In Queensland, the popularity of local news rises the farther you get from Brisbane: from 52% on the Gold Coast, 54% in Toowoomba and 57% on the Sunshine Coast, up to  60% in Townsville and 63% in Cairns. Of these 12 largest towns, local news scores highest in Albury (69%) and, mirroring Hobart’s high preference rate, Launceston (71%).

Across even smaller towns and rural areas, an average 56% of residents cite local news as a content preference at some point during weekdays or the weekend.

Stay tuned for our upcoming Community and Regional Newspaper Readership results.

Michele Levine – CEO, Roy Morgan Research, says:

“Around 2.5 million Australians 14+ live in one of these 12 towns or non-capital urban areas. Compared with city-dwellers, they are more likely to be smaller, older or mid-life households—but not as much as those in rural areas.

“These mid-sized places represent a space between city and rural that is often misunderstood, or even unacknowledged, by marketers. Our large and country-wide rolling survey allows us to investigate town residents as a distinct group as well as the individual dynamics of each town, and their residents’ media usage, purchasing intentions, values, demographics and attitudes.  
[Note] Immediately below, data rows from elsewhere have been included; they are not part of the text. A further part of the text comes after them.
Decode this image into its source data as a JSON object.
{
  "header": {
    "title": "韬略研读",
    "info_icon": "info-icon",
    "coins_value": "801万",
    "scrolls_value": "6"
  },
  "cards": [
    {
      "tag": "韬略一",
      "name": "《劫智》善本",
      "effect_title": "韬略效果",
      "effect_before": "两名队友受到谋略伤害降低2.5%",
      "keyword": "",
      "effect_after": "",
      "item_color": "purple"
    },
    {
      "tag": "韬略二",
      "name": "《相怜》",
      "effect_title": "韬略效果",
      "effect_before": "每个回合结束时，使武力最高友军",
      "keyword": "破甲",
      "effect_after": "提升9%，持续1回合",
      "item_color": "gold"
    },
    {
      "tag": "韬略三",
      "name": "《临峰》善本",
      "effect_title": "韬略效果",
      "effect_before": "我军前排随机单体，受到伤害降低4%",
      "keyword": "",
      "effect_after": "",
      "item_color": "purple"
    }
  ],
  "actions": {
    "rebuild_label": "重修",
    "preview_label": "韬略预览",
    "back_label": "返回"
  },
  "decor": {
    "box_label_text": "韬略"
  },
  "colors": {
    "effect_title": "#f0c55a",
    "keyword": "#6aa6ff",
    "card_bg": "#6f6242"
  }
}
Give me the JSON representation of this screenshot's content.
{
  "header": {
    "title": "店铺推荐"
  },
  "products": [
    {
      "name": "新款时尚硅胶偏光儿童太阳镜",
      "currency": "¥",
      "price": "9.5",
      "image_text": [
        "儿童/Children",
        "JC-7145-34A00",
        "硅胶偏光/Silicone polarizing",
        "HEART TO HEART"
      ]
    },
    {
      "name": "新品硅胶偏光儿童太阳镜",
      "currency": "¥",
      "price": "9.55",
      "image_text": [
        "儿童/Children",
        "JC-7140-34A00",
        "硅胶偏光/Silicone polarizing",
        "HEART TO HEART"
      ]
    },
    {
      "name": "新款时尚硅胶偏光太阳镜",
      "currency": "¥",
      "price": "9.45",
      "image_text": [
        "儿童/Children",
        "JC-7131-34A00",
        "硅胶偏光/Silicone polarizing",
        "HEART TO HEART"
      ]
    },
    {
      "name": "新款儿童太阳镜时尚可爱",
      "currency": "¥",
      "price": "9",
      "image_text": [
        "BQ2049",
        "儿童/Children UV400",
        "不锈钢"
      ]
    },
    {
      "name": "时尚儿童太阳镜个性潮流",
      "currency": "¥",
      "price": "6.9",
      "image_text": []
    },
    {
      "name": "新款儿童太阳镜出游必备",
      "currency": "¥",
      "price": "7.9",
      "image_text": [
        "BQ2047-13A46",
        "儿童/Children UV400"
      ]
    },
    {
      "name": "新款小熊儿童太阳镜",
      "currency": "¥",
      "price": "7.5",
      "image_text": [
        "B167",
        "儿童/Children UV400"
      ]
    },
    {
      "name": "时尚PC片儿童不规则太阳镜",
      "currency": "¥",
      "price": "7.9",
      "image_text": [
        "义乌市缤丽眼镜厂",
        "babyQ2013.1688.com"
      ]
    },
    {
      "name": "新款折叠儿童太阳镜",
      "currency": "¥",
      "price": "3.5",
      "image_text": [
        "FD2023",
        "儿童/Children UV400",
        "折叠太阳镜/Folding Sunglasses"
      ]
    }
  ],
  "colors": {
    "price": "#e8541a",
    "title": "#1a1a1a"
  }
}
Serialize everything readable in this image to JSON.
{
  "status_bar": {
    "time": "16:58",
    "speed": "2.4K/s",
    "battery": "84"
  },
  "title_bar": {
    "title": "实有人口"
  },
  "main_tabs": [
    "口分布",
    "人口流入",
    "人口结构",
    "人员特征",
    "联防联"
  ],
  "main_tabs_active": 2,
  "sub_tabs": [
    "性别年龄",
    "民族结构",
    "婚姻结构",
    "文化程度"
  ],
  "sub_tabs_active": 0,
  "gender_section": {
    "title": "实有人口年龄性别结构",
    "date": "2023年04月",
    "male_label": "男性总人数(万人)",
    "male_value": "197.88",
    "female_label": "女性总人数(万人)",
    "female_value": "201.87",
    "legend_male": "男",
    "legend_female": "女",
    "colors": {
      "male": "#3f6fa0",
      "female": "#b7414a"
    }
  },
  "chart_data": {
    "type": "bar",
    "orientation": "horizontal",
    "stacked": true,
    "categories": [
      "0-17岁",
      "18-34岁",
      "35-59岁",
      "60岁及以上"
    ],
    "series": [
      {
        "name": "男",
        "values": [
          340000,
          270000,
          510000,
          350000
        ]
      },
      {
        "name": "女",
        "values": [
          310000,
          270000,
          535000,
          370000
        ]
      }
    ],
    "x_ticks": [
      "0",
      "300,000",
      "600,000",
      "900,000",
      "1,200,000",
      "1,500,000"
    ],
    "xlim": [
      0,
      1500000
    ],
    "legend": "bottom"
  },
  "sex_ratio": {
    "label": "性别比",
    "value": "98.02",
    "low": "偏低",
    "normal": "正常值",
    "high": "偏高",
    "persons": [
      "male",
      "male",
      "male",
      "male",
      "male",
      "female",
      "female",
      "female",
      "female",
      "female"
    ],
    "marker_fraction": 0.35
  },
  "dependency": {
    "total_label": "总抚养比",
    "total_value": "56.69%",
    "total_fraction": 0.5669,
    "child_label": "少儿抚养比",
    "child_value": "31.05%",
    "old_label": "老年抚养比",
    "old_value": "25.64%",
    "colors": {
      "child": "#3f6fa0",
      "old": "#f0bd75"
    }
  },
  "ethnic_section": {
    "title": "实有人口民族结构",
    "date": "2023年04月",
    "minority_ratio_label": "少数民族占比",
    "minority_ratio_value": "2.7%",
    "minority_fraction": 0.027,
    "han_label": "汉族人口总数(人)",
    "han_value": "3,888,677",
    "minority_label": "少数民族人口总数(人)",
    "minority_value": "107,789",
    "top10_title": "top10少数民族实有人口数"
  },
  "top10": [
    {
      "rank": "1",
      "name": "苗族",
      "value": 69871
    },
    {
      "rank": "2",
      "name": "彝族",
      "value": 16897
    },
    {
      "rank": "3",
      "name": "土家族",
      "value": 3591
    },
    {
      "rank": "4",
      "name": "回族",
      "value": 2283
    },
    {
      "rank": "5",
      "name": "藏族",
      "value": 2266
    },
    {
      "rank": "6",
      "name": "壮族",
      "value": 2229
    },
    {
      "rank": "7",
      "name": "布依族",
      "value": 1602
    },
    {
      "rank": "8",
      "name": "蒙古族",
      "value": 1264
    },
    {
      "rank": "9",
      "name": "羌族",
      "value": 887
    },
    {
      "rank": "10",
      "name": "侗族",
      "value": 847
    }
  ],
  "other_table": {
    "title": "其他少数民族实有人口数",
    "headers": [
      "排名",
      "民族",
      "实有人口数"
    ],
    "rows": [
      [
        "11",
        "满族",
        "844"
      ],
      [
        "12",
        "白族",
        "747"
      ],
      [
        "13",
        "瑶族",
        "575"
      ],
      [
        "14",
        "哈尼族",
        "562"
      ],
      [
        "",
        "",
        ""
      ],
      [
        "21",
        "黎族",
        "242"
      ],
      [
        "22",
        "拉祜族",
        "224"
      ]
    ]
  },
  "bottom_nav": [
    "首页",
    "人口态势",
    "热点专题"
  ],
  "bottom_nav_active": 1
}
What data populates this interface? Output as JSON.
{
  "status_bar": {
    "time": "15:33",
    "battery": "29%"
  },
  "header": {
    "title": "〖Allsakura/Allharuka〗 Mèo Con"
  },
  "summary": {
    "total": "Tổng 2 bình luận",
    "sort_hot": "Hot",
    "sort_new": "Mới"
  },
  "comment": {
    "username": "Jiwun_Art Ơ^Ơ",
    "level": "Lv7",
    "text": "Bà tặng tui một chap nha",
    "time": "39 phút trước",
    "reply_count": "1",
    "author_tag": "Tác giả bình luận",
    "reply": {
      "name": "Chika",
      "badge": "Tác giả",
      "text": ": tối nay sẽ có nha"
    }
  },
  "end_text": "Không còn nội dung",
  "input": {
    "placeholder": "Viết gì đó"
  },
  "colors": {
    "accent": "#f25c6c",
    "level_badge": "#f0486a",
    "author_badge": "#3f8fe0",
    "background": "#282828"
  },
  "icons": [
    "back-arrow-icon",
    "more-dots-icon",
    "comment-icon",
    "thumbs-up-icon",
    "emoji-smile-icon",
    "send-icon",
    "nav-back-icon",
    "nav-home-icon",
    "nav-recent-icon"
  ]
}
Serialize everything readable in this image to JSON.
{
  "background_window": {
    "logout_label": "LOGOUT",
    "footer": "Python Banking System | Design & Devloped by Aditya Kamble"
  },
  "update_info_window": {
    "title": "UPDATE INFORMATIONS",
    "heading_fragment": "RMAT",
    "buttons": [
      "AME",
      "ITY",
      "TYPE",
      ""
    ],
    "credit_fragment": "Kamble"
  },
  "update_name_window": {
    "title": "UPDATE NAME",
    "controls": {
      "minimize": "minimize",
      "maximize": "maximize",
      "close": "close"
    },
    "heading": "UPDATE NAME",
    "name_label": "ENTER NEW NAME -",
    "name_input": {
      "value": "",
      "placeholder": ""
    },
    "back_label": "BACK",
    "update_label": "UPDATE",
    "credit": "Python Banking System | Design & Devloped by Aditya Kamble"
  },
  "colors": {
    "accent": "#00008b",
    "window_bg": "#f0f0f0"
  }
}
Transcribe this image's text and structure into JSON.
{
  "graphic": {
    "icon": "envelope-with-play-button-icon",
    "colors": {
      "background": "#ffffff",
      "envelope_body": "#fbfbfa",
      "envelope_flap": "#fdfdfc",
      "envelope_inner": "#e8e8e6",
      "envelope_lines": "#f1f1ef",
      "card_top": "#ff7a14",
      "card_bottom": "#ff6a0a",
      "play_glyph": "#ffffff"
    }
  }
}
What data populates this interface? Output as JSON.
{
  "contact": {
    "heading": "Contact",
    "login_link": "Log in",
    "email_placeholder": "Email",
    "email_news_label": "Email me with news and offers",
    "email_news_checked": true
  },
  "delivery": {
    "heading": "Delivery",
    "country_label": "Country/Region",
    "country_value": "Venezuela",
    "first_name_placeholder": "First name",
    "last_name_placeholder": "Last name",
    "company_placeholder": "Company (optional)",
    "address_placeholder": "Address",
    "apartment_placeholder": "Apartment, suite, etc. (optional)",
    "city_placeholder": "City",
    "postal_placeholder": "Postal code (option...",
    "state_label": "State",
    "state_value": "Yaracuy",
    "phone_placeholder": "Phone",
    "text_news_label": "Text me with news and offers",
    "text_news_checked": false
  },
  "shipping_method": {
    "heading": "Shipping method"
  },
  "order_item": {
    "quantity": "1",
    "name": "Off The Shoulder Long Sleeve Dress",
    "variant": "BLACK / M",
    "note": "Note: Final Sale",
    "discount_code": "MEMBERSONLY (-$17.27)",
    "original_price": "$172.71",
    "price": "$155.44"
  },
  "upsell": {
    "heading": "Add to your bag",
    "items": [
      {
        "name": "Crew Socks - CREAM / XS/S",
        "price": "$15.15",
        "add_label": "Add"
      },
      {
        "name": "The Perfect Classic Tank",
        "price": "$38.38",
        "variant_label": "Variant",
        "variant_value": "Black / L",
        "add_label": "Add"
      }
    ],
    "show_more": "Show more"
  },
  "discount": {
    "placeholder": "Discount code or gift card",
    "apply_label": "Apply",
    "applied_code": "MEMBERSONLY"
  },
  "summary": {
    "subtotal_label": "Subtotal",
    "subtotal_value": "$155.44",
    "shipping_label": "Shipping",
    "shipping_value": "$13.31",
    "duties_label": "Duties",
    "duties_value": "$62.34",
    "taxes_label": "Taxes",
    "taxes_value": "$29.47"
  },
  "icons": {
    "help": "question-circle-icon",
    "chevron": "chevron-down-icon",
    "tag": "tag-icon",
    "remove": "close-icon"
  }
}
“These towns represent a worthwhile potential market for Australian and international businesses looking to expand beyond a competitive, city-centric view and capitalise on owning smaller markets. But to do this, you first need to understand them deeper than simply as ‘non-capital-city’ residents.”

To understand the attitudes, lifestyles, purchasing intentions and media habits of Australians living in these mid-size towns and urban areas, contact: 

Vaishali Nagaratnam
Telephone: +61 (3) 9224 5309
Vaishali.Nagaratnam@roymorgan.com


About Roy Morgan

Roy Morgan is the largest independent Australian research company, with offices throughout Australia, as well as in Indonesia, the United States and the United Kingdom. A full service research organisation specialising in omnibus and syndicated data, Roy Morgan has over 70 years’ experience in collecting objective, independent information on consumers.

Margin of Error

The margin of error to be allowed for in any estimate depends mainly on the number of interviews on which it is based. Margin of error gives indications of the likely range within which estimates would be 95% likely to fall, expressed as the number of percentage points above or below the actual estimate. Allowance for design effects (such as stratification and weighting) should be made as appropriate.

Sample Size

Percentage Estimate

40%-60%

25% or 75%

10% or 90%

5% or 95%

1,000

±3.0

±2.7

±1.9

±1.3

5,000

±1.4

±1.2

±0.8

±0.6

7,500

±1.1

±1.0

±0.7

±0.5

10,000

±1.0

±0.9

±0.6

±0.4

20,000

±0.7

±0.6

±0.4

±0.3

50,000

±0.4

±0.4

±0.3

±0.2